PURPOSE: The development of post-transplant diabetes mellitus (PTDM) is associated with an increased risk of acute rejection after kidney and liver transplantation, however, the outcomes after orthotopic heart transplant (OHT) have yet to be systematically studied. We sought to investigate whether there is any relationship between the development of PTDM and acute rejection after cardiac transplant. METHODS: This was a single center retrospective review of 100 consecutive OHT patients between May 2015 and May 2018. A total of 39 patients with a documented history of diabetes mellitus were excluded from the study. Patients were divided into 2 groups: those who developed PTDM and those who did not. PTDM was defined by a hemoglobin A1C (HBA1c) ≥ 6.5 and/or a fasting blood glucose (FBG) ≥ 126 at 6 months post-transplant. Rates of rejection (ISHLT grading ≥ 1R/1B - 3R/3B) were compared between the 2 groups. RESULTS: Of the 61 patients (mean age 54.5 ± 11.9), 12 (19.6%) developed persistent PTDM at 6 months. Nine of the 12 patients who developed PTDM at 6 months had rejection compared to 9 of 49 patients who did not develop PTDM (75 % vs 18.37 %; p= <0.001 Figure 1). There was a positive correlation between the development of PTDM and the risk of rejection (r=0.632; p= <0.0001). Cumulative daily dose of prednisone pre-rejection as well as 6 months post-transplant was 21.4 mg ± 9.46 and 17 mg ± 10.73 respectively.

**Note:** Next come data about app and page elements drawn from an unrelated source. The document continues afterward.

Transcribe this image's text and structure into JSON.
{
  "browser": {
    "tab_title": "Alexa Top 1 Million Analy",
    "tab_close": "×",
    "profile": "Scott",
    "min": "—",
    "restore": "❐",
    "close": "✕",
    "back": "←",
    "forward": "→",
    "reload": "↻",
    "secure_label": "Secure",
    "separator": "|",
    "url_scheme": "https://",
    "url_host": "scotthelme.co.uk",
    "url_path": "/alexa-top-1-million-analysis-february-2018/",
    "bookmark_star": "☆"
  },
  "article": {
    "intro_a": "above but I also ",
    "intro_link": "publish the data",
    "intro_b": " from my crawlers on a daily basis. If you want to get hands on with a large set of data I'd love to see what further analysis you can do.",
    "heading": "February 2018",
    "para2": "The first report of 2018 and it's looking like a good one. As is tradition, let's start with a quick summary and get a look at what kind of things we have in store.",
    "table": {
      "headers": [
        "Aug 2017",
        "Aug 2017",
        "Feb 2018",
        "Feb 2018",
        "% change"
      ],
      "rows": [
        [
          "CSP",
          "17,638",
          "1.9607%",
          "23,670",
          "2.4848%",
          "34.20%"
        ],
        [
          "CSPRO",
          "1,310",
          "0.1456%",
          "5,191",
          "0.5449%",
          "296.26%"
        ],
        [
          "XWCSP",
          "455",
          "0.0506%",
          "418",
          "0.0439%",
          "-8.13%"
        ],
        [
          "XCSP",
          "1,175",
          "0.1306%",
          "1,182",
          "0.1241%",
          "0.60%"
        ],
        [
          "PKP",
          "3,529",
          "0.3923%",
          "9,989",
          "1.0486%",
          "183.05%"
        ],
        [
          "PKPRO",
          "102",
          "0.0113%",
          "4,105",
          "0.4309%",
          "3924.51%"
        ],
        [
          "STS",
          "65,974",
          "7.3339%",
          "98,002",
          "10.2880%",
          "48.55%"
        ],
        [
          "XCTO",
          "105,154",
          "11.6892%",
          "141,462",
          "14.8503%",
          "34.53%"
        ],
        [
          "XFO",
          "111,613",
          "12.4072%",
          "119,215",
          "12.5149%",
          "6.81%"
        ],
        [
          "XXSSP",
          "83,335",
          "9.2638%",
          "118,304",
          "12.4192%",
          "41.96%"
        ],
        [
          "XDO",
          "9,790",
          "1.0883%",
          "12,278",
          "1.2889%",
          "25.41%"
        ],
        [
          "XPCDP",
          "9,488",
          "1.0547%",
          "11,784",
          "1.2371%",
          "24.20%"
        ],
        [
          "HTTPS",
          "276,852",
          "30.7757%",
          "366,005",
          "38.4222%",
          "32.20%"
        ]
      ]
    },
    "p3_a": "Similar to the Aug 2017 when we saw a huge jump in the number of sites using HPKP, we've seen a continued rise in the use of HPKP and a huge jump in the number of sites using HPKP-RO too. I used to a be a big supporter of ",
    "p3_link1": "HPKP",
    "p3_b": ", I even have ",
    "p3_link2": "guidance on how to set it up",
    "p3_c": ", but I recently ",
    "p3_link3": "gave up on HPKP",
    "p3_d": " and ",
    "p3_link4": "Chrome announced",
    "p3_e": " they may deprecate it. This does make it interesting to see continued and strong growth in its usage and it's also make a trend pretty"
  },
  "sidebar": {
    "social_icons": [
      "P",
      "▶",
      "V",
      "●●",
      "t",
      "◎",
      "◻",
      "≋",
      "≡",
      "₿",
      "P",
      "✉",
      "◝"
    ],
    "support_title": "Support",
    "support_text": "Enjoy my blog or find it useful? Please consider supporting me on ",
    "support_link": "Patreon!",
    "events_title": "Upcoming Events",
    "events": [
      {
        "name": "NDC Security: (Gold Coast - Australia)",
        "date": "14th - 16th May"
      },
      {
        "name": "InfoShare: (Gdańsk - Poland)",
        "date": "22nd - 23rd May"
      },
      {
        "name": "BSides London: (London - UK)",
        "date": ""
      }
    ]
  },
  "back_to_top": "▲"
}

Average time from OHT to rejection (N=18) was 2.3 months ± 2.47. Using adjusted regression to control for cumulative prednisone dose, age and weight, PTDM was associated with an increased risk of rejection (p= 0.002; CI 1.03-4.54). CONCLUSION: PTDM is associated with an increased risk of acute cellular rejection within 6 months post-OHT. Larger studies are warranted to examine whether any causal relationship exists between the development of PTDM and acute rejection in heart transplant recipients.
|Original language||English (US)|
|Journal||The Journal of heart and lung transplantation : the official publication of the International Society for Heart Transplantation|
|State||Published - Apr 1 2020|
ASJC Scopus subject areas
- Pulmonary and Respiratory Medicine
- Cardiology and Cardiovascular Medicine